Postoperative epilepsy and confounding risk factors were determined from the hospital medical records, including a dedicated prospectively designed proforma as part of the East Anglian regional audit of subarachnoid haemorrhage. This proforma includes demographic data, symptoms (with timings), past medical history, family history, drugs (long term and acute administration), systems review, GCS, the findings on neurological examination, World Federation of Neurosurgical Societies (WFNS) grading, general examination findings, and the results of all investigations (haematology and biochemistry, computed tomography, lumbar puncture, and angiography). Only convulsive seizures were included in the final analysis. The independent risk factors that were assessed were sex, WFNS grade on admission, discharge destination, site of aneurysm, and GOS at discharge, three months, and six months. The data were analysed using multivariate analysis (SPSS software).


Of the total study population in the audit (n = 872), 472 fulfilled the criteria for inclusion. The mean age of patients was 53 years (range 15 to 84) and the male to female ratio was 1:2.01. The outcome for the patients at six months was good recovery in 81%, moderate disability in 11%, severe disability in 8%, vegetative state in less than 0.1%, and death in less than 0.1%. Late epilepsy occurred in 23 patients (4.9%). There was a significant relation between the incidence of late epilepsy and the presenting WFNS grade (p<0.05) (grade 1, 1.4%; grade 2, 3.8%; grade 3, 9.6%; grade 4, 12.5%) (table 2). There was also a significant relation between the incidence of late epilepsy and the GOS at discharge (p<0.01) (good recovery, 2.2%; moderate disability, 5.0%; severe disability, 15.5%). There was no relation between the incidence of late epilepsy and sex or the site of the aneurysm.

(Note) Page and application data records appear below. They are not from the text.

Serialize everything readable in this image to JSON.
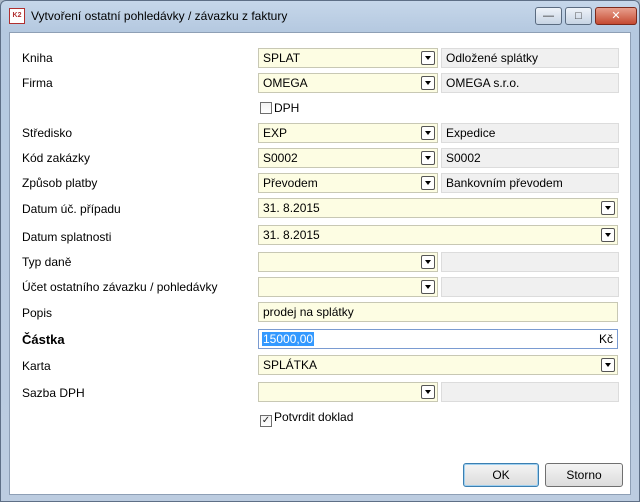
{
  "window": {
    "title": "Vytvoření ostatní pohledávky / závazku z faktury",
    "app_icon_text": "K2",
    "buttons": {
      "minimize": "—",
      "maximize": "□",
      "close": "✕"
    }
  },
  "form": {
    "kniha": {
      "label": "Kniha",
      "value": "SPLAT",
      "desc": "Odložené splátky"
    },
    "firma": {
      "label": "Firma",
      "value": "OMEGA",
      "desc": "OMEGA s.r.o."
    },
    "dph": {
      "label": "DPH",
      "checked": false
    },
    "stredisko": {
      "label": "Středisko",
      "value": "EXP",
      "desc": "Expedice"
    },
    "kod_zakazky": {
      "label": "Kód zakázky",
      "value": "S0002",
      "desc": "S0002"
    },
    "zpusob_platby": {
      "label": "Způsob platby",
      "value": "Převodem",
      "desc": "Bankovním převodem"
    },
    "datum_uc_pripadu": {
      "label": "Datum úč. případu",
      "value": "31. 8.2015"
    },
    "datum_splatnosti": {
      "label": "Datum splatnosti",
      "value": "31. 8.2015"
    },
    "typ_dane": {
      "label": "Typ daně",
      "value": "",
      "desc": ""
    },
    "ucet": {
      "label": "Účet ostatního závazku / pohledávky",
      "value": "",
      "desc": ""
    },
    "popis": {
      "label": "Popis",
      "value": "prodej na splátky"
    },
    "castka": {
      "label": "Částka",
      "value": "15000,00",
      "currency": "Kč"
    },
    "karta": {
      "label": "Karta",
      "value": "SPLÁTKA"
    },
    "sazba_dph": {
      "label": "Sazba DPH",
      "value": "",
      "desc": ""
    },
    "potvrdit": {
      "label": "Potvrdit doklad",
      "checked": true,
      "check_glyph": "✓"
    }
  },
  "actions": {
    "ok": "OK",
    "storno": "Storno"
  }
}
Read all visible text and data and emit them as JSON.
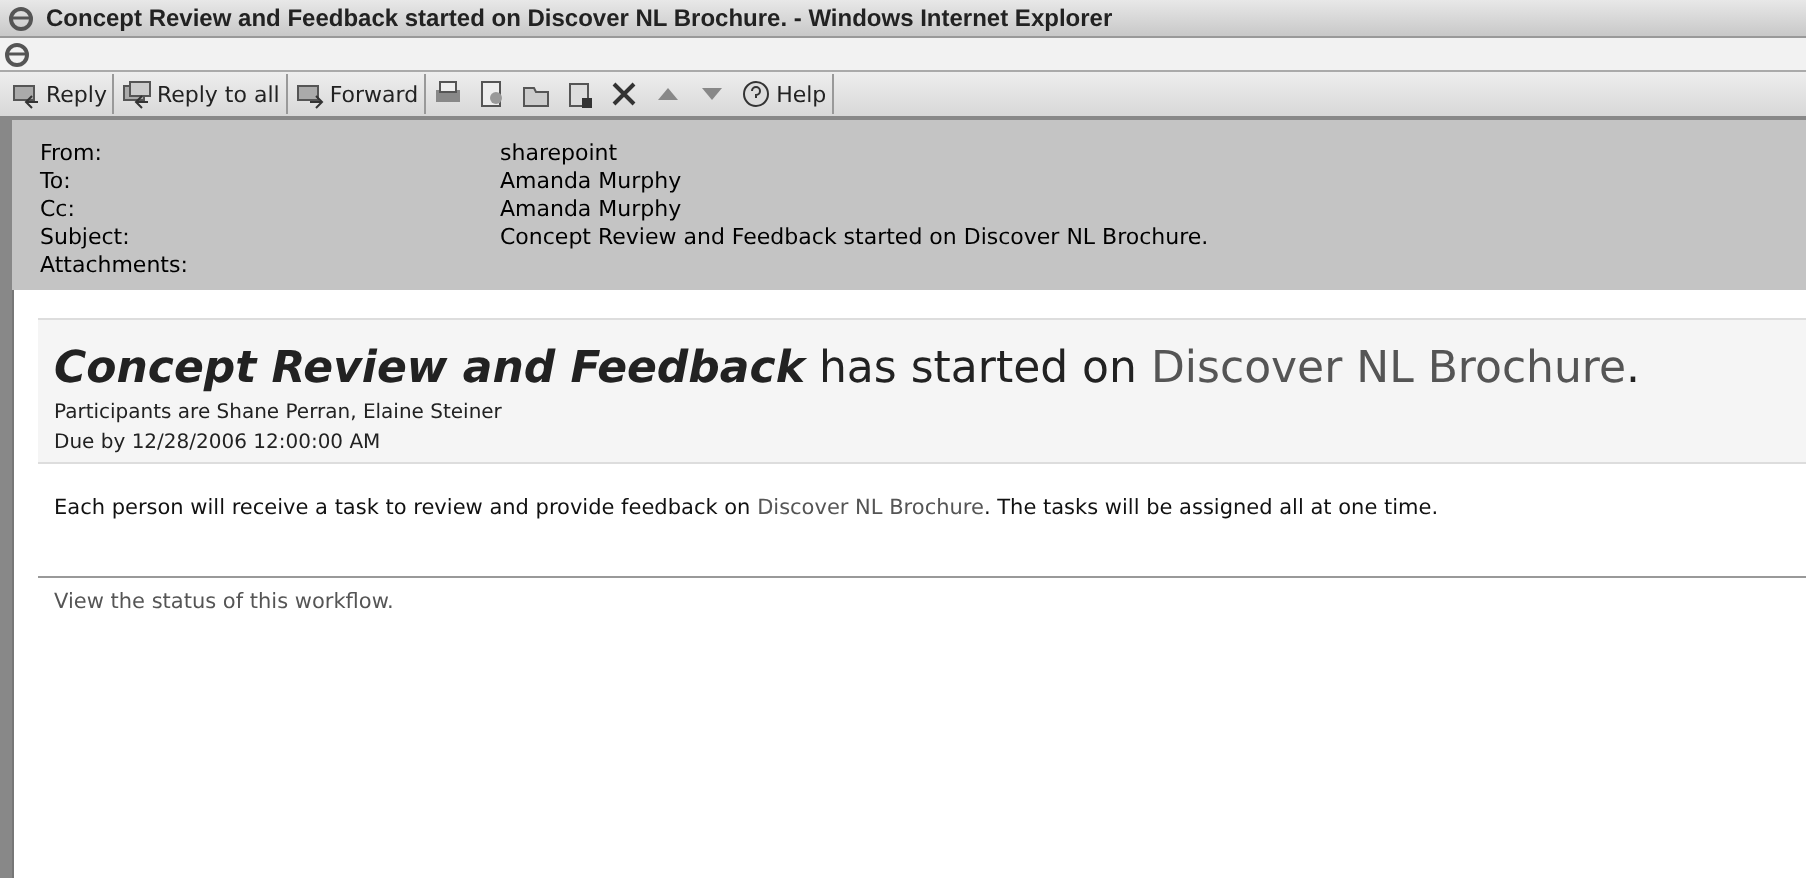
{
  "window": {
    "title": "Concept Review and Feedback started on Discover NL Brochure. - Windows Internet Explorer"
  },
  "toolbar": [
    {
      "kind": "labeled",
      "label": "Reply"
    },
    {
      "kind": "labeled",
      "label": "Reply to all"
    },
    {
      "kind": "labeled",
      "label": "Forward"
    },
    {
      "kind": "icon"
    },
    {
      "kind": "icon"
    },
    {
      "kind": "icon"
    },
    {
      "kind": "icon"
    },
    {
      "kind": "icon"
    },
    {
      "kind": "icon"
    },
    {
      "kind": "icon"
    },
    {
      "kind": "labeled",
      "label": "Help"
    }
  ],
  "header": [
    {
      "label": "From:",
      "value": "sharepoint"
    },
    {
      "label": "To:",
      "value": "Amanda Murphy"
    },
    {
      "label": "Cc:",
      "value": "Amanda Murphy"
    },
    {
      "label": "Subject:",
      "value": "Concept Review and Feedback started on Discover NL Brochure."
    },
    {
      "label": "Attachments:"
    }
  ],
  "message": {
    "heading": {
      "workflow": "Concept Review and Feedback",
      "middle": " has started on ",
      "link": "Discover NL Brochure",
      "end": "."
    },
    "participants": "Participants are Shane Perran, Elaine Steiner",
    "due": "Due by 12/28/2006 12:00:00 AM",
    "body": {
      "before": "Each person will receive a task to review and provide feedback on ",
      "link": "Discover NL Brochure",
      "after": ". The tasks will be assigned all at one time."
    },
    "status_link": "View the status of this workflow."
  }
}
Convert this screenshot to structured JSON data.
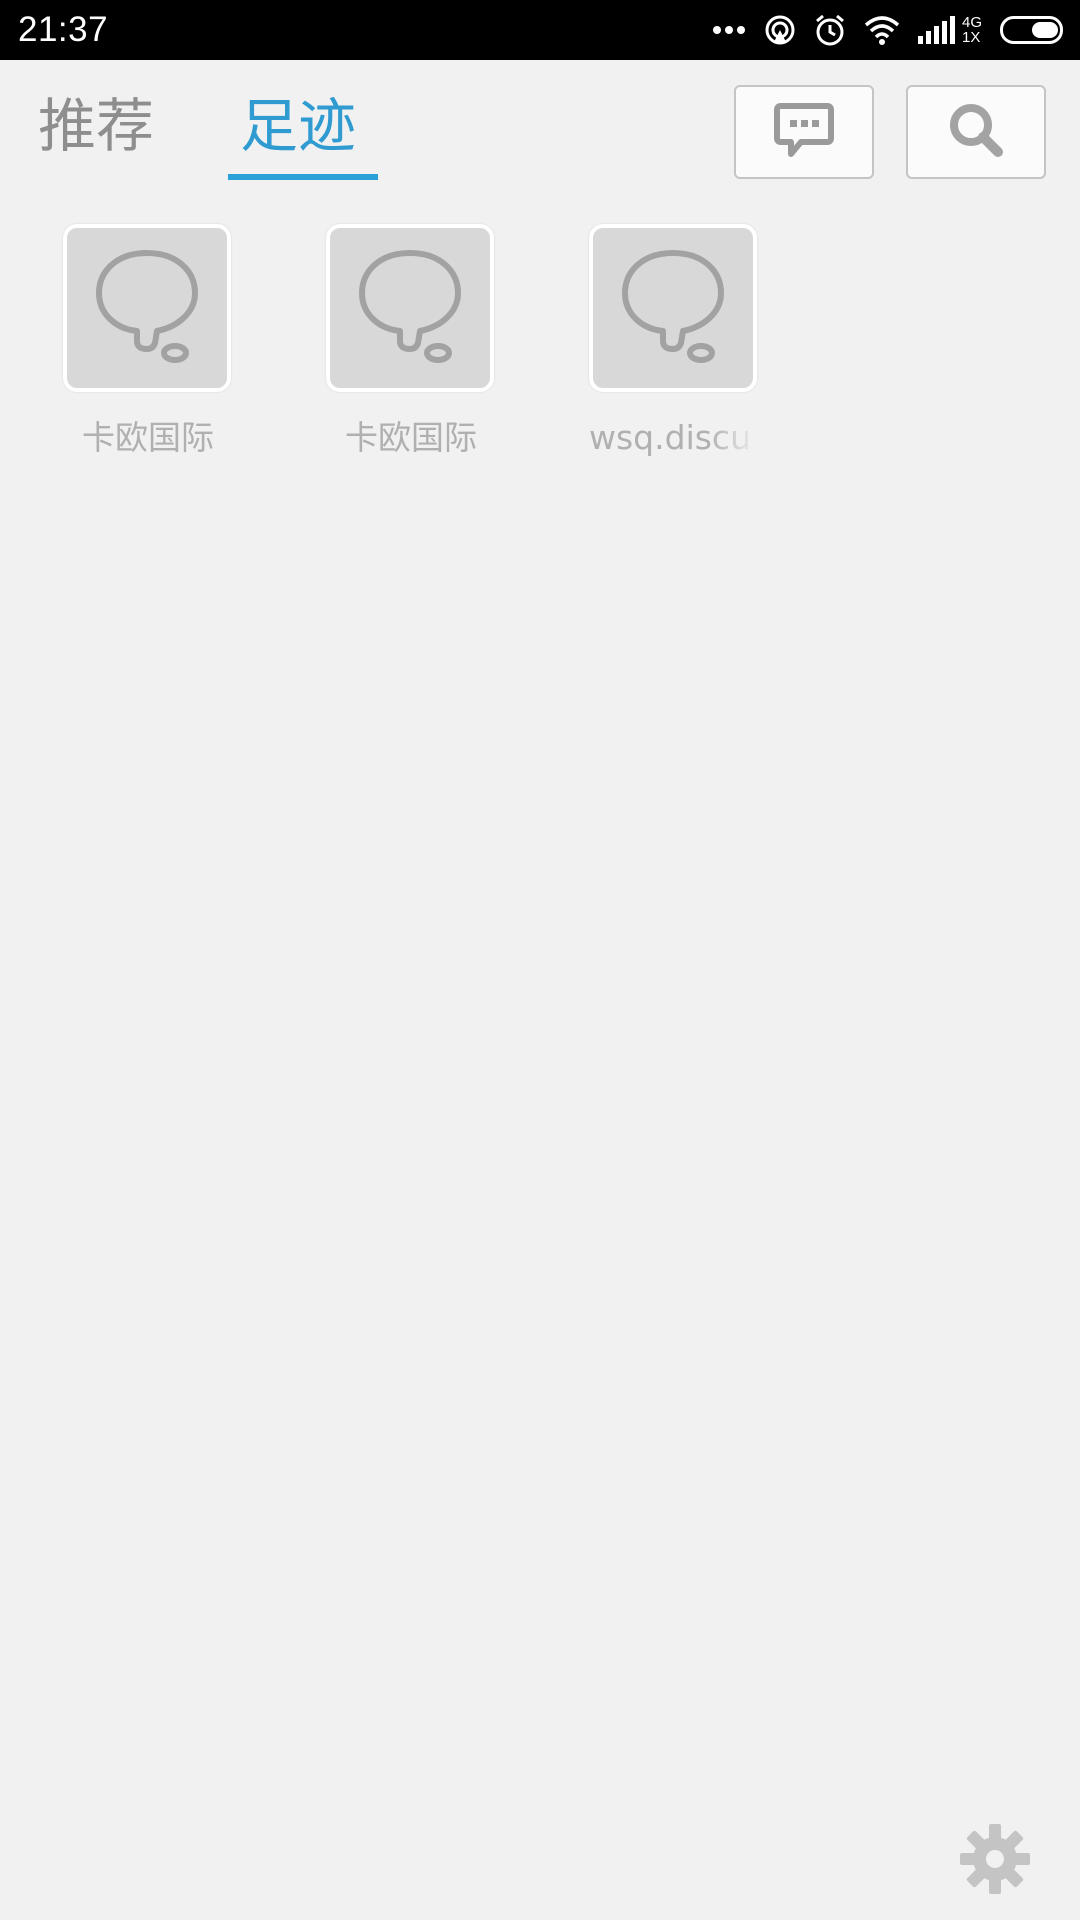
{
  "status_bar": {
    "time": "21:37",
    "network_top": "4G",
    "network_bottom": "1X",
    "icons": [
      "more-dots-icon",
      "hotspot-icon",
      "alarm-icon",
      "wifi-icon",
      "signal-icon",
      "battery-icon"
    ]
  },
  "tabs": [
    {
      "label": "推荐",
      "active": false
    },
    {
      "label": "足迹",
      "active": true
    }
  ],
  "toolbar": {
    "message_icon": "chat-bubble-icon",
    "search_icon": "search-icon"
  },
  "footprints": [
    {
      "label": "卡欧国际",
      "icon": "thought-bubble-icon"
    },
    {
      "label": "卡欧国际",
      "icon": "thought-bubble-icon"
    },
    {
      "label": "wsq.discu",
      "icon": "thought-bubble-icon"
    }
  ],
  "settings_icon": "gear-icon",
  "colors": {
    "accent": "#2f9bd1",
    "background": "#f1f1f1",
    "inactive_tab": "#8e8e8e"
  }
}
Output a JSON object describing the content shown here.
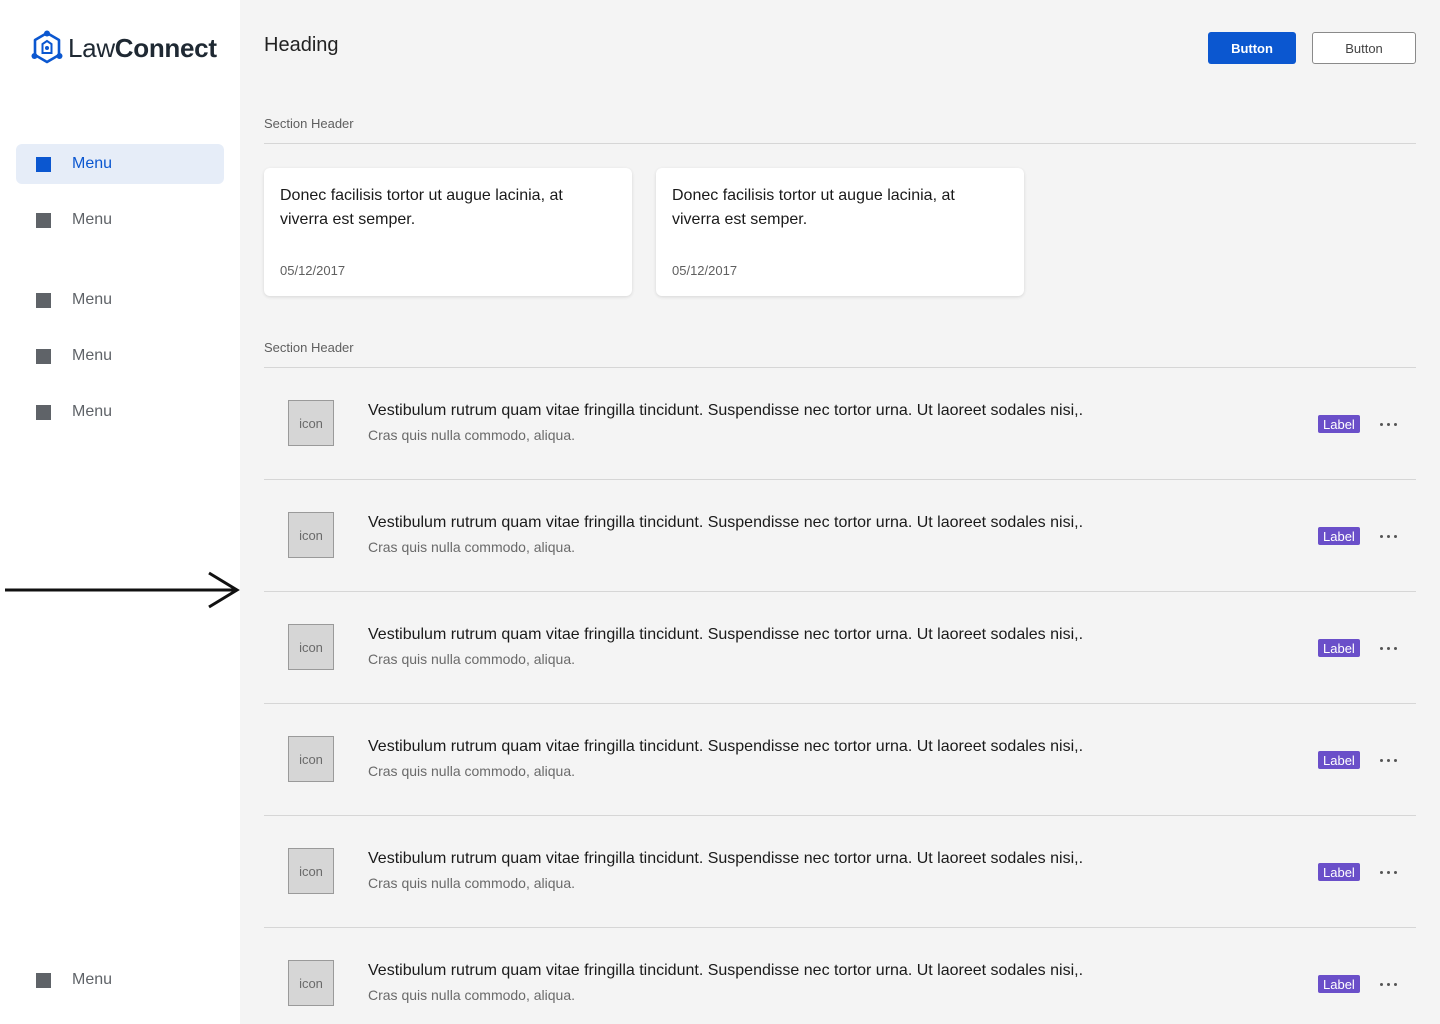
{
  "brand": {
    "name_light": "Law",
    "name_bold": "Connect",
    "color": "#0b57d0"
  },
  "sidebar": {
    "items": [
      {
        "label": "Menu",
        "active": true
      },
      {
        "label": "Menu",
        "active": false
      },
      {
        "label": "Menu",
        "active": false
      },
      {
        "label": "Menu",
        "active": false
      },
      {
        "label": "Menu",
        "active": false
      }
    ],
    "footer_item": {
      "label": "Menu"
    }
  },
  "header": {
    "title": "Heading",
    "primary_button": "Button",
    "secondary_button": "Button"
  },
  "sections": [
    {
      "title": "Section Header"
    },
    {
      "title": "Section Header"
    }
  ],
  "cards": [
    {
      "text": "Donec facilisis tortor ut augue lacinia, at viverra est semper.",
      "date": "05/12/2017"
    },
    {
      "text": "Donec facilisis tortor ut augue lacinia, at viverra est semper.",
      "date": "05/12/2017"
    }
  ],
  "list": {
    "items": [
      {
        "icon_text": "icon",
        "title": "Vestibulum rutrum quam vitae fringilla tincidunt. Suspendisse nec tortor urna. Ut laoreet sodales nisi,.",
        "subtitle": "Cras quis nulla commodo, aliqua.",
        "label": "Label"
      },
      {
        "icon_text": "icon",
        "title": "Vestibulum rutrum quam vitae fringilla tincidunt. Suspendisse nec tortor urna. Ut laoreet sodales nisi,.",
        "subtitle": "Cras quis nulla commodo, aliqua.",
        "label": "Label"
      },
      {
        "icon_text": "icon",
        "title": "Vestibulum rutrum quam vitae fringilla tincidunt. Suspendisse nec tortor urna. Ut laoreet sodales nisi,.",
        "subtitle": "Cras quis nulla commodo, aliqua.",
        "label": "Label"
      },
      {
        "icon_text": "icon",
        "title": "Vestibulum rutrum quam vitae fringilla tincidunt. Suspendisse nec tortor urna. Ut laoreet sodales nisi,.",
        "subtitle": "Cras quis nulla commodo, aliqua.",
        "label": "Label"
      },
      {
        "icon_text": "icon",
        "title": "Vestibulum rutrum quam vitae fringilla tincidunt. Suspendisse nec tortor urna. Ut laoreet sodales nisi,.",
        "subtitle": "Cras quis nulla commodo, aliqua.",
        "label": "Label"
      },
      {
        "icon_text": "icon",
        "title": "Vestibulum rutrum quam vitae fringilla tincidunt. Suspendisse nec tortor urna. Ut laoreet sodales nisi,.",
        "subtitle": "Cras quis nulla commodo, aliqua.",
        "label": "Label"
      }
    ]
  },
  "colors": {
    "accent": "#0b57d0",
    "label_badge": "#6a4fc9",
    "active_menu_bg": "#e6edf8",
    "page_bg": "#f4f4f4"
  },
  "icons": [
    "law-connect-logo-icon",
    "menu-square-icon",
    "more-horizontal-icon",
    "arrow-right-icon"
  ]
}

Table 2

 Incidence of generalised epilepsy related to World Federation of Neurosurgical Societies grade, Glasgow outcome score, and site of aneurysm


In this study we aimed to determine the current risk for late epilepsy (more than two weeks after the event) following aneurysmal SAH treated by a modern regime involving early aneurysm surgery.15 The results show a low incidence of late epilepsy compared with other published series.3,7,8 Patients presenting with a poor grade—indicating a more severe primary insult—had a higher incidence of epilepsy (up to 20%). This confirms that patients in worse condition before, during, and after surgery are more prone to developing epilepsy. The results do not support the view that there is a higher incidence of epilepsy in patients with middle artery aneurysms,10 and also showed no sex differences.

Although the East Anglian regional audit is prospective, the analysis was retrospective, with the risk that not all seizures were captured for the data analysis, and partial seizures were excluded. Furthermore, the use of exclusion criteria will inevitably lead to underestimation of the true overall frequency. Patients were also only followed for one year, so those developing epilepsy after that time were not included in the data analysis. This number is expected to be very small.16 Conversely, there was a chance of over-reporting, with other neurological events being labelled as epilepsy because medical and nursing personnel rarely witness the seizures and there was no EEG evidence.

For good grade patients, the results support a policy of not prescribing prophylactic anticonvulsant drugs routinely, even for patients with middle cerebral artery aneurysms. For poor grade patients, the results are less clear. Adverse drug effects (often masked in such patients) and concerns over efficacy (which also apply to head injury) suggest that a policy of non-prescription is perhaps advisable. However, these patients should be monitored closely.


The study shows that in the modern era of aneurysm surgery, the overall incidence of late epilepsy is low and is significantly related to the Glasgow outcome score. Patients presenting with a poor grade have a higher incidence of epilepsy; these warrant further investigation in larger prospective studies to determine whether there is a role for anticonvulsants drugs in this population.


PJH is supported by a senior surgical scientist fellowship from the Academy of Medical Sciences/Health Foundation.



  • Competing interests: none declared